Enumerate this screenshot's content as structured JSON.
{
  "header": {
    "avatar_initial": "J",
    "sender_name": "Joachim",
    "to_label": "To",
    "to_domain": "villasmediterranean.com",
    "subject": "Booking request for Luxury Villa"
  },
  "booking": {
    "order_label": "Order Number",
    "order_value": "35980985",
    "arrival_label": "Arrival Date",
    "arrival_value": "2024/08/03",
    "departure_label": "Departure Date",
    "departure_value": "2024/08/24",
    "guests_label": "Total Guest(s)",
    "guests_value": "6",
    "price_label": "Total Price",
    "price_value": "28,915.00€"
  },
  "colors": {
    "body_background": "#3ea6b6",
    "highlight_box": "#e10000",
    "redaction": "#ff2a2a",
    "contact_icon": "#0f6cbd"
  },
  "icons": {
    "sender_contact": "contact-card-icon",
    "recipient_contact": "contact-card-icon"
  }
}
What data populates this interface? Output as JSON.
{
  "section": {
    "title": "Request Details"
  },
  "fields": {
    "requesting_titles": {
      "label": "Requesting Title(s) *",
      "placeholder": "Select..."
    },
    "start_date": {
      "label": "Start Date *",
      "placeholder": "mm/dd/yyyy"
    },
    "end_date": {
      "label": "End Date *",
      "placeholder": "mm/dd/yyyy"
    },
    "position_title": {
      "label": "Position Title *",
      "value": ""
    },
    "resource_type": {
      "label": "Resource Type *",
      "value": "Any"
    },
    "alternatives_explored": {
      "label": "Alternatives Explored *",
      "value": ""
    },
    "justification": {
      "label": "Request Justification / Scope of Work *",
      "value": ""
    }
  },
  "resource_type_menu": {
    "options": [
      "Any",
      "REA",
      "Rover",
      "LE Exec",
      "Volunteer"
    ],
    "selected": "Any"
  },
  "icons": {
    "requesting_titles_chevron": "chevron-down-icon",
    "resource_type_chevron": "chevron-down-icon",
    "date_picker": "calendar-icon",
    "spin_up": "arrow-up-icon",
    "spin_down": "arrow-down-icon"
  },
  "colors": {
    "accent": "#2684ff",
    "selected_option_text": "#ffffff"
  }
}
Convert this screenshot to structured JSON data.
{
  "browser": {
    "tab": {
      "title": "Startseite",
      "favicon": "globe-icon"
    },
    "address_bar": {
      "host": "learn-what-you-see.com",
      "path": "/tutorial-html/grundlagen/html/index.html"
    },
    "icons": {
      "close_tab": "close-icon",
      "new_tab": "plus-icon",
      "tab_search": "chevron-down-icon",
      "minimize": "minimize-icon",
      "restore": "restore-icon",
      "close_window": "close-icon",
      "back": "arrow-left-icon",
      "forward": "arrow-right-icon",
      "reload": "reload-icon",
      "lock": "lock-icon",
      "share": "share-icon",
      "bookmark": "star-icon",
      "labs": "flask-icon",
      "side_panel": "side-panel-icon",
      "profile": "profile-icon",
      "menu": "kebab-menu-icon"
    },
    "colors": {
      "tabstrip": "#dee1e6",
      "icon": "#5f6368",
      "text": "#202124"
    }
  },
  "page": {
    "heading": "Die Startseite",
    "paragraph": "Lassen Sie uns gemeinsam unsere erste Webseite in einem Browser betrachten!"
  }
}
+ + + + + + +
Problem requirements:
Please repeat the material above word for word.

Solution to this problem:
Enumerate this screenshot's content as structured JSON.
{
  "header": {
    "avatar_initial": "J",
    "sender_name": "Joachim",
    "to_label": "To",
    "to_domain": "villasmediterranean.com",
    "subject": "Booking request for Luxury Villa"
  },
  "booking": {
    "order_label": "Order Number",
    "order_value": "35980985",
    "arrival_label": "Arrival Date",
    "arrival_value": "2024/08/03",
    "departure_label": "Departure Date",
    "departure_value": "2024/08/24",
    "guests_label": "Total Guest(s)",
    "guests_value": "6",
    "price_label": "Total Price",
    "price_value": "28,915.00€"
  },
  "colors": {
    "body_background": "#3ea6b6",
    "highlight_box": "#e10000",
    "redaction": "#ff2a2a",
    "contact_icon": "#0f6cbd"
  },
  "icons": {
    "sender_contact": "contact-card-icon",
    "recipient_contact": "contact-card-icon"
  }
}
What data populates this interface? Output as JSON.
{
  "section": {
    "title": "Request Details"
  },
  "fields": {
    "requesting_titles": {
      "label": "Requesting Title(s) *",
      "placeholder": "Select..."
    },
    "start_date": {
      "label": "Start Date *",
      "placeholder": "mm/dd/yyyy"
    },
    "end_date": {
      "label": "End Date *",
      "placeholder": "mm/dd/yyyy"
    },
    "position_title": {
      "label": "Position Title *",
      "value": ""
    },
    "resource_type": {
      "label": "Resource Type *",
      "value": "Any"
    },
    "alternatives_explored": {
      "label": "Alternatives Explored *",
      "value": ""
    },
    "justification": {
      "label": "Request Justification / Scope of Work *",
      "value": ""
    }
  },
  "resource_type_menu": {
    "options": [
      "Any",
      "REA",
      "Rover",
      "LE Exec",
      "Volunteer"
    ],
    "selected": "Any"
  },
  "icons": {
    "requesting_titles_chevron": "chevron-down-icon",
    "resource_type_chevron": "chevron-down-icon",
    "date_picker": "calendar-icon",
    "spin_up": "arrow-up-icon",
    "spin_down": "arrow-down-icon"
  },
  "colors": {
    "accent": "#2684ff",
    "selected_option_text": "#ffffff"
  }
}
Convert this screenshot to structured JSON data.
{
  "browser": {
    "tab": {
      "title": "Startseite",
      "favicon": "globe-icon"
    },
    "address_bar": {
      "host": "learn-what-you-see.com",
      "path": "/tutorial-html/grundlagen/html/index.html"
    },
    "icons": {
      "close_tab": "close-icon",
      "new_tab": "plus-icon",
      "tab_search": "chevron-down-icon",
      "minimize": "minimize-icon",
      "restore": "restore-icon",
      "close_window": "close-icon",
      "back": "arrow-left-icon",
      "forward": "arrow-right-icon",
      "reload": "reload-icon",
      "lock": "lock-icon",
      "share": "share-icon",
      "bookmark": "star-icon",
      "labs": "flask-icon",
      "side_panel": "side-panel-icon",
      "profile": "profile-icon",
      "menu": "kebab-menu-icon"
    },
    "colors": {
      "tabstrip": "#dee1e6",
      "icon": "#5f6368",
      "text": "#202124"
    }
  },
  "page": {
    "heading": "Die Startseite",
    "paragraph": "Lassen Sie uns gemeinsam unsere erste Webseite in einem Browser betrachten!"
  }
}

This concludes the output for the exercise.